If you’re a slightly more experienced electric vehicle driver and are confident in your vehicle’s range capabilities, why not push the limits and race from the ferry docks at Channel-Port Aux Basques (where the Nova Scotia boat drops you off) and take the scenic tour to Gros Morne National Park? A public charging station awaits you in the park and the road in between has adequate, if not overwhelming, EV charger coverage.
But once you get to Gros Morne, a billion-year-old cliff awaits you, along with a calm unmatched in Canada’s other national parks and all the hiking trails you could want, all enhanced by the silence of your zero-emission journey. Just watch out for moose on the road.

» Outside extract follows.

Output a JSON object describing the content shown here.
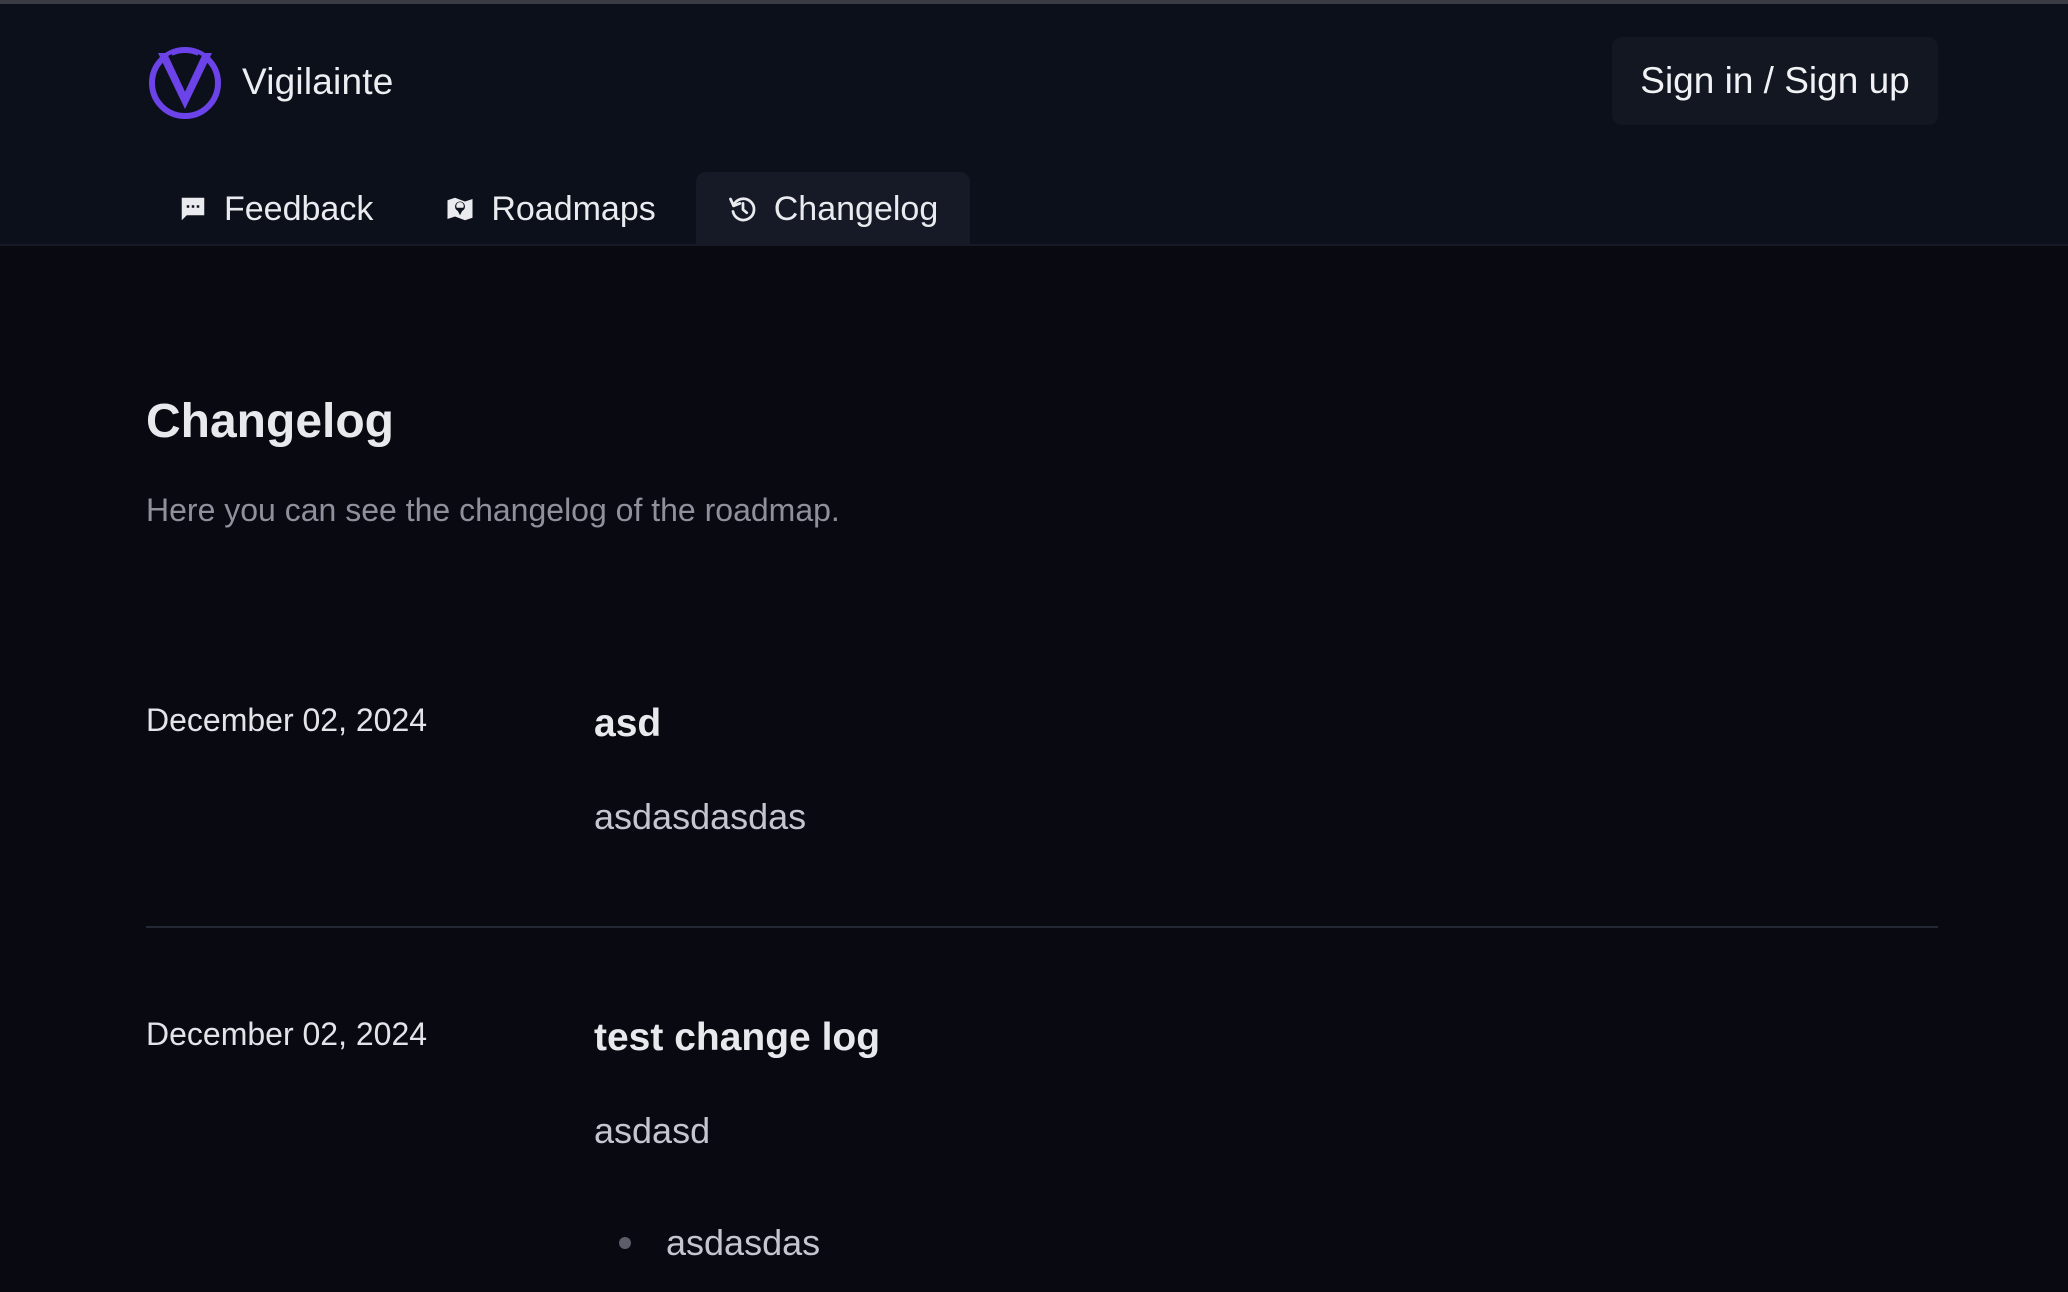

Ucluelet to Tofino, BC
Follow the sea-ravaged coastline to the western tip of Vancouver Island between Ucluelet and Tofino and you’ll spend 34 minutes admiring some of the most breathtaking scenery Canada has to offer.
While the highlight of the trip is undoubtedly the coastline, the challenge is getting to Ucluelet. Unless you’re lucky enough to live in the shade of ancient cedar forests between Ucluelet and Tofino, you’ll have to make a rather ambitious drive from Victoria to get there.
The road leading just past Nanaimo is very well covered by EV chargers – no
problem. However, once you leave Highway 19 and start heading towards Port Alberni, things get a bit more sparse.
There are still more than enough charging options to get you and back safely, but if you’re a new EV driver who suffers from range anxiety, maybe save that trip until you’re done. be a little more confident in the range of your EV.
Saskatoon to Cochin, Sask.
If you were told that all there is to the Prairies is flat land, big skies and wheat, you were wrong. Did you know that Saskatoon is nicknamed “the city of bridges” (it has eight breathtaking bridges that span the South Saskatchewan River)?
Cochin is a resort town located on the shores of Jackfish Lake, a popular fishing spot.
It’s easy to take an EV ride between Winnipeg and Cochin, with a halfway stop in North Battleford. There are no EV chargers in Cochin, so North Battleford is the last EV charging stop on the route.
While Saskatchewan is notorious for its slow EV adoption rates and inconsistent public charger coverage, this particular Saskatoon-Cochin corridor has more than enough charging infrastructure to ensure a smooth journey.
Winnipeg to Brandon, Man.
Winnipeg is another province that sometimes raises eyebrows for its EV adoption numbers (or lack thereof). Main complaint is that charging coverage stops north of Selkirk (in fairness there is a station in Dauphin – definitely the northernmost fast-charging station in the province) and otherwise EV drivers are confined from east to west on Highway 1.
Well, the numbers don’t lie and this criticism is not without merit. Manitoba has limited fees if you deviate from the beaten path at all; however, one more reason to bring electric vehicles to the province and show that there is a demand for more infrastructure.
Winnipeg is a pulsating cultural epicenter, while Brandon is home to much of the province’s history and industry. A trip between the two cities will boost the presence of electric vehicles, and you’re sure to learn a lot about Canadian culture while you’re there.
Victoria to St. John’s
Crossing Canada is a trip every Canadian should take at least once and an electric vehicle means you can enjoy huge cost savings without compromising that grand tour experience. So stay on the Trans-Canada Highway all the time or jog on the back roads, public charging networks have provided solid coverage that will support many different varieties of The Great Canadian Road Trip.
You can make the trip fast, you can make it slow. From east to west or from west to east. Driving from Victoria to St. John’s can take five days or two weeks.
The beauty of travel is that you can set the pace, and scheduled recharging stops will give you plenty of time to absorb and enjoy the sights. Recharge the car, recharge.